By Greg Reyes and Jesus Figueroa
From relaxing Buddhist chanting to a thrash hard rock band, “Sanctified Performance Day” at the Vincent Price Art Museum had something for everyone to enjoy last Saturday.
The VPAM hosted several events co-curated by Mary Anna Pomonis and Adriana Yugovich that went with the theme of “Spirituality in Contemporary Art.”
Krystal Krush, composed of artists Asher Hartman and Haruko Tanaka, led a small group through psychic energy exercises designed to be able to interact and appreciate art in a new way.
Tanaka tried to show through general meditation techniques specifically designed to open energy receptors in the body a different way to connect to art.
“What we (Hartman and Tanaka) are trying to do is get people very much in touch with their interior, their senses and their sense of inner sight,” Hartman said.
The exercise took place from 2 to 4 p.m., so those who attended the workshop were unable to wander through the rest of the day’s events.
Ross Rudel began the events and held the attention of spectators with his performance, “Nebulizer.”
His performance was part a “Wet Column” series.
Rudel stood on top of a piece of log barefooted wearing a heavy World War II vintage Swiss army camouflage outfit that belonged to his deceased brother as a helmet made of sticks spun around him.
Audiences were intrigued as he maintained his posture not moving or blinking at all for the 30 minute duration of his performance.
Outside of the gallery in the outdoors, Stri Swendsrud and Quiin Gomez Heitzeberg gave an informative presentation of a brief history of Southern California’s spiritualist campsite communities combined with Spiritualist lyceum recitations.
“Our (Swendsrud and Heitzeberg) performance is about the history of a group in Los Angeles called the Semi-Tropic Spiritualist, who were powers of the spiritualist religion which was big in the 1800s and kind of into the 1900s, which basically believed there was no real death.
You moved on to an afterlife where you could communicate with people who are still living,” Swendsrud said.

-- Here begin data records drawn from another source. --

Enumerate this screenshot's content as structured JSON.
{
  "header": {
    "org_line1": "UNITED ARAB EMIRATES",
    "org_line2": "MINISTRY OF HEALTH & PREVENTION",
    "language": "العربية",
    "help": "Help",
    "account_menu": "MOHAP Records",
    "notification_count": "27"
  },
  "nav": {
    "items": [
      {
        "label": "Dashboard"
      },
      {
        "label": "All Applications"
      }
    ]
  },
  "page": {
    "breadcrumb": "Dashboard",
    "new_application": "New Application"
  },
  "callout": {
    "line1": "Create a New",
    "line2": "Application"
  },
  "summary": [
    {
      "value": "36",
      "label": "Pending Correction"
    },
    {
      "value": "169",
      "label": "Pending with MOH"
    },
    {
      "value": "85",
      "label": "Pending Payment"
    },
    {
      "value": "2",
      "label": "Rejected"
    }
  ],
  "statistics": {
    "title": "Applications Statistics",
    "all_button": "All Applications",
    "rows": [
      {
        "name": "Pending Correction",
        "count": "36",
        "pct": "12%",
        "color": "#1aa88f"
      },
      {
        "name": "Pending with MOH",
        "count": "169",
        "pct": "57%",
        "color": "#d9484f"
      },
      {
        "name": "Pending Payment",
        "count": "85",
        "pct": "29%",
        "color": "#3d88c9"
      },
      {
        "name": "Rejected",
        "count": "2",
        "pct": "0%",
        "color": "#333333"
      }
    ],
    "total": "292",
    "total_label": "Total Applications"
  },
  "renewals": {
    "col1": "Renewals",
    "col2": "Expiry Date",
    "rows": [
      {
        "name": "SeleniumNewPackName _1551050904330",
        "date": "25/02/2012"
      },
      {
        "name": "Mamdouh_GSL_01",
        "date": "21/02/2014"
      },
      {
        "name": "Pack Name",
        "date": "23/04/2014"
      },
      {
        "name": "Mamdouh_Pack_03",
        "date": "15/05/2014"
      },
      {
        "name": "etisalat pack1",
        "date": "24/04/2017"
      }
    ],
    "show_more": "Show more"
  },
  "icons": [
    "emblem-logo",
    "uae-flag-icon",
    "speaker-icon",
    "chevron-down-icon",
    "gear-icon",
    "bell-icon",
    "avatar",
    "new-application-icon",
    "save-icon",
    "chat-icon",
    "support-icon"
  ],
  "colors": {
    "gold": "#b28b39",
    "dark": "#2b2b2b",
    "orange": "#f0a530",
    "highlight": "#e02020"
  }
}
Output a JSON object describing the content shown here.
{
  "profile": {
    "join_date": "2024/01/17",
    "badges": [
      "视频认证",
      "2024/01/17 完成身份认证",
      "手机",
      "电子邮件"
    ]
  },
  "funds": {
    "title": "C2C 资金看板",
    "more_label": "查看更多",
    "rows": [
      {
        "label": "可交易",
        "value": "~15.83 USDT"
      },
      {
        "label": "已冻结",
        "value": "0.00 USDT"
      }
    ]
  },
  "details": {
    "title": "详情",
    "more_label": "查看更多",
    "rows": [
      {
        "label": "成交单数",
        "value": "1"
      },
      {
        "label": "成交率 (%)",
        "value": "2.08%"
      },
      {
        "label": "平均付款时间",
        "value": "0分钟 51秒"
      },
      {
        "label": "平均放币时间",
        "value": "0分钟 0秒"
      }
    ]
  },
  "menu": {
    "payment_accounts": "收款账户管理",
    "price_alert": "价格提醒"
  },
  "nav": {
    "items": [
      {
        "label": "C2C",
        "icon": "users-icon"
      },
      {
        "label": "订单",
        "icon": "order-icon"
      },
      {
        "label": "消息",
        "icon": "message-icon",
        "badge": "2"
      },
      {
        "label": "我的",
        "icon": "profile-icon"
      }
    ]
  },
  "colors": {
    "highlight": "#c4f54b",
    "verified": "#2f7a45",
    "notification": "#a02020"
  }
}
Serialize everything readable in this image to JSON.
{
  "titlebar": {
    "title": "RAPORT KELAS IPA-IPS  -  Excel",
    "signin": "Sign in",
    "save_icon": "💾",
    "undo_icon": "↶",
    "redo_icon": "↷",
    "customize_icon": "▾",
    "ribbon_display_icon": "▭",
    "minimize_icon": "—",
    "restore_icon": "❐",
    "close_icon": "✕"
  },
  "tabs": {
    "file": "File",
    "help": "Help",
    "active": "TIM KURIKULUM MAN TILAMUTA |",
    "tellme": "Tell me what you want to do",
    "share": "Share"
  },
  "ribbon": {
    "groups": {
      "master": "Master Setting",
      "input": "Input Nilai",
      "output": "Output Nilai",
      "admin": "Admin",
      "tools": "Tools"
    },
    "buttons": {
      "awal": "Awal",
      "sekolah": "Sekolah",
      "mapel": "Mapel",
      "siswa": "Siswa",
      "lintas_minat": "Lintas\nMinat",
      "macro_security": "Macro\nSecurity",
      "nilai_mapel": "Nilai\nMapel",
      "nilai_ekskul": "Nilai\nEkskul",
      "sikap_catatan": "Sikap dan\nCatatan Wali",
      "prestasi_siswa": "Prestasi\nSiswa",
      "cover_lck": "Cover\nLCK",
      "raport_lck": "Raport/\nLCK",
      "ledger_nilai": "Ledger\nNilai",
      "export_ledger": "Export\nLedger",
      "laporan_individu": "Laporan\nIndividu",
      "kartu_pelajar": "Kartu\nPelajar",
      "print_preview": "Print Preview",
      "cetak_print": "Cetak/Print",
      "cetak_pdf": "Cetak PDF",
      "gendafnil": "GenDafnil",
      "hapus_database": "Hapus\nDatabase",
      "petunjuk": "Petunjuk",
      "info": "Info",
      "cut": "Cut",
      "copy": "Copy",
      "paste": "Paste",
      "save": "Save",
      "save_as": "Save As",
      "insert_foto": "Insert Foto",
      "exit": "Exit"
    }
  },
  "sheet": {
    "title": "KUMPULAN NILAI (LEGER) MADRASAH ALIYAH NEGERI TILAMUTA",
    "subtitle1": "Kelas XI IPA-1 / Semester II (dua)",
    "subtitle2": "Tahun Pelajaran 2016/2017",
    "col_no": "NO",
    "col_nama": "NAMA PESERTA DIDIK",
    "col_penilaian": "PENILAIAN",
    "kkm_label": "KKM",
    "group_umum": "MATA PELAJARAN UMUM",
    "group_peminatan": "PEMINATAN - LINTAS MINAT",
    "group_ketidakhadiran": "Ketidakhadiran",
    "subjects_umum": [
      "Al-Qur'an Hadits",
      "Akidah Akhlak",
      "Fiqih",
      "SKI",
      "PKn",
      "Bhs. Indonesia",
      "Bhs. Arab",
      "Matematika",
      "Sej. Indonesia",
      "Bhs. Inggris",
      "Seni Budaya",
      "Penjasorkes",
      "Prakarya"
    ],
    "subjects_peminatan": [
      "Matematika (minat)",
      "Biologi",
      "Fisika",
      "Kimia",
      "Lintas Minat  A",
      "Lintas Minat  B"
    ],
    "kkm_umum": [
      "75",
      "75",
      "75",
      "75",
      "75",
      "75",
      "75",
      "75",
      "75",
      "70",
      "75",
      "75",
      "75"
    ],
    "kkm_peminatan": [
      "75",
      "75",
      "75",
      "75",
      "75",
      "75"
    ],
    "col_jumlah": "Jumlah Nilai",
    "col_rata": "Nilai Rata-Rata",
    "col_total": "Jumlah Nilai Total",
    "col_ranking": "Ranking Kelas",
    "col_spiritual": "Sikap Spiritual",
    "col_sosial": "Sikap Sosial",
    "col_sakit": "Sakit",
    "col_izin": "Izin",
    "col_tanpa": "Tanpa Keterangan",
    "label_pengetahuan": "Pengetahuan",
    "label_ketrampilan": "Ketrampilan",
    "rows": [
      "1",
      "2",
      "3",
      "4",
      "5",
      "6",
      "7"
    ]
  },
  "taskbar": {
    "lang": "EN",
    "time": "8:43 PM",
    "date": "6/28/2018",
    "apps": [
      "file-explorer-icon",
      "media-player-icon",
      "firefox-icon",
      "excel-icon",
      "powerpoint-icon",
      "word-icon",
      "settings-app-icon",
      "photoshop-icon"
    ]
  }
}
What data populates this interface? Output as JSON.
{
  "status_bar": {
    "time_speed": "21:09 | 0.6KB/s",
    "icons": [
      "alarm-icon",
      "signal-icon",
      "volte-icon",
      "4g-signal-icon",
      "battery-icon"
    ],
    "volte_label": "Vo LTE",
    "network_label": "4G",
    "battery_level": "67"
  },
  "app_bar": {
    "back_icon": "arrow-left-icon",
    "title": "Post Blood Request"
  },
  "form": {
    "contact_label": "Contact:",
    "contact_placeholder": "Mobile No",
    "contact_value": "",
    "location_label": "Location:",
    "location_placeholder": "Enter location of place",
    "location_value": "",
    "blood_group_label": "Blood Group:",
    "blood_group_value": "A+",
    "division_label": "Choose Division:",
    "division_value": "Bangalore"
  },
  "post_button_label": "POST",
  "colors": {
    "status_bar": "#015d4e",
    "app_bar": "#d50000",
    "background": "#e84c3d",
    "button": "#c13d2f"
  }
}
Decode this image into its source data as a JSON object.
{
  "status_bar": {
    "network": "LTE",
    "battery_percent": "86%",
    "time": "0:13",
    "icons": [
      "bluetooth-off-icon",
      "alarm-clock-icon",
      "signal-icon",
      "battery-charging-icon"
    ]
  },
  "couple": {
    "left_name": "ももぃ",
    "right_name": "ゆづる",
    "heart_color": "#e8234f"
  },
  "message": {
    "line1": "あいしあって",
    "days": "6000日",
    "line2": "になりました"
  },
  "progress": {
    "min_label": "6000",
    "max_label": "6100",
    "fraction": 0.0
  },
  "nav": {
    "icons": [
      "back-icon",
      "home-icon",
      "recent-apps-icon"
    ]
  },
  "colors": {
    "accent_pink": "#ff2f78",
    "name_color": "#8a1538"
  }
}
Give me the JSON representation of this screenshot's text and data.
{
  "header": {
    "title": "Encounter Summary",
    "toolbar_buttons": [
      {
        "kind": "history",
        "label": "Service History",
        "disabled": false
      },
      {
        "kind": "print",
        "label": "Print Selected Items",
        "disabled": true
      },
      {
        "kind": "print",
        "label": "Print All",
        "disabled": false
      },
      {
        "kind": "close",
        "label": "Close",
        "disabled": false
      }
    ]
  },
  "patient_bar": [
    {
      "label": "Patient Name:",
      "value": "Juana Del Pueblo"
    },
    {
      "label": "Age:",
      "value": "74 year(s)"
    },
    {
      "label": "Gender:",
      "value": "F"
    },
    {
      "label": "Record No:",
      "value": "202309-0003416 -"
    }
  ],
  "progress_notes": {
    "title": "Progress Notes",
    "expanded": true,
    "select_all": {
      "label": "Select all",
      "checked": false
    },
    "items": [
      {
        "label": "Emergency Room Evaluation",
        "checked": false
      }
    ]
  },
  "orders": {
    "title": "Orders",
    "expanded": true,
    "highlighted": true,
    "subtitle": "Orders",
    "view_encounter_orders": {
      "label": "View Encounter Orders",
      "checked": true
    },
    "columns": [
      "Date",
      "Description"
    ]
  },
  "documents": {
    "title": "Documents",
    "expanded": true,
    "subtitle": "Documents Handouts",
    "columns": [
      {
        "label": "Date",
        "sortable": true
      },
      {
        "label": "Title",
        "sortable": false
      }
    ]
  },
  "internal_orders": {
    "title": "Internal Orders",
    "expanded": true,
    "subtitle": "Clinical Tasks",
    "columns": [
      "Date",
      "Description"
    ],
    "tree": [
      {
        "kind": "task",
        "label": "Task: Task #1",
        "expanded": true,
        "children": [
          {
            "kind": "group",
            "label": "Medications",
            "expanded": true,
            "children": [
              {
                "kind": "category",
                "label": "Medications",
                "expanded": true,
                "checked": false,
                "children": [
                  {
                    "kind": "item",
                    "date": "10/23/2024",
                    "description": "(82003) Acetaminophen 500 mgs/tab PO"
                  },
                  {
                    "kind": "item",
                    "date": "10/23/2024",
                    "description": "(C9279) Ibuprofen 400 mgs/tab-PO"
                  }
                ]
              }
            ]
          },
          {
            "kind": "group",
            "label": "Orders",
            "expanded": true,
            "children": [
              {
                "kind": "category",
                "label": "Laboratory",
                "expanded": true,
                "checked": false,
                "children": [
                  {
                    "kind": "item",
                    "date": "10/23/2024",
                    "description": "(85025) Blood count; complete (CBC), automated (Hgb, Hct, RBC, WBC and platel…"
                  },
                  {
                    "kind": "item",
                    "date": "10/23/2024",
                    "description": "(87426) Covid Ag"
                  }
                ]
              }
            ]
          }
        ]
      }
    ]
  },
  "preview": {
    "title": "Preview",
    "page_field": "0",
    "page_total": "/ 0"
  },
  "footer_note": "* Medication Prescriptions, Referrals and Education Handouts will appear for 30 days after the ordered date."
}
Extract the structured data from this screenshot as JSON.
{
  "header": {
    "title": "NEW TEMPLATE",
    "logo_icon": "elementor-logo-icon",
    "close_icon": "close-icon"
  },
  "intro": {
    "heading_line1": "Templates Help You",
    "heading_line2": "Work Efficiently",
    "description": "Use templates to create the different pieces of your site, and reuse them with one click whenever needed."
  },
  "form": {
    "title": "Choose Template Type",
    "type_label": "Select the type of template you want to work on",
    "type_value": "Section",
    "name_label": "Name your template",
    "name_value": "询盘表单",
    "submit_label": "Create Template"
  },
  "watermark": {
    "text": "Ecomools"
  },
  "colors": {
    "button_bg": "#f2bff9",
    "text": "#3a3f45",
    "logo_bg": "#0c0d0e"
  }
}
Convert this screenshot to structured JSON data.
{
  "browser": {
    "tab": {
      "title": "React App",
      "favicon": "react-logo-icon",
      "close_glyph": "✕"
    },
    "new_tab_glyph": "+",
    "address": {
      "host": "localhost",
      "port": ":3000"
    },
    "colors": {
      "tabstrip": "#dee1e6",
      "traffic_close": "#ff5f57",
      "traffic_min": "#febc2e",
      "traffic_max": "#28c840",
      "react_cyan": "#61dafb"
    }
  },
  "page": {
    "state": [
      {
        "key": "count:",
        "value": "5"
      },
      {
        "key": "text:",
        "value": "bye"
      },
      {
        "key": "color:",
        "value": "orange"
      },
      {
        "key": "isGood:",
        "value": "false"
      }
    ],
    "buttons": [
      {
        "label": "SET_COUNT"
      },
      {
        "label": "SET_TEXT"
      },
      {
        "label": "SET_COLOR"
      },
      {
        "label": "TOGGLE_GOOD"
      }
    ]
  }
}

To establish the idea of the Semi-Tropic Spiritualist, both artists began to build a ritualistic campfire based on sacred geometries.
Since it was windy outside, the candles and structure began to crumple, but part of the audience came together and assisted in completing the presentation huddling around to block out the wind.
Jennifer Juniper-Stratford led “Nichiren Buddhist Toso,” a chant which attracted many viewers into the “Sanctified” exhibit where it took place.
The chant lasted for 30 minutes with many gathering around the main people chanting.
The chanting was quite ominous having unison between the group and bell chimes echoing through the gallery.
The events came to an end with a hard rock performance by the band Barfth.
Their performance on a makeshift stage outside the VPAM bellowed through the air with a screeching guitar and loud grunts.
The performance, scheduled to be 20 minutes in duration, went on for about 40 minutes with the crowd thinning out as the show came to a close. Few stayed throughout the entire performance.
The numerous events each took their view on spirituality and presented them in a unique way.
There was no point in which audiences had time to be bored as there were many activities to take part in.
“Sanctified: Spirituality in Contemporary Art” exhibition, guest curated by Pomonis, open at the Vincent Price Art Museum small gallery through April 26.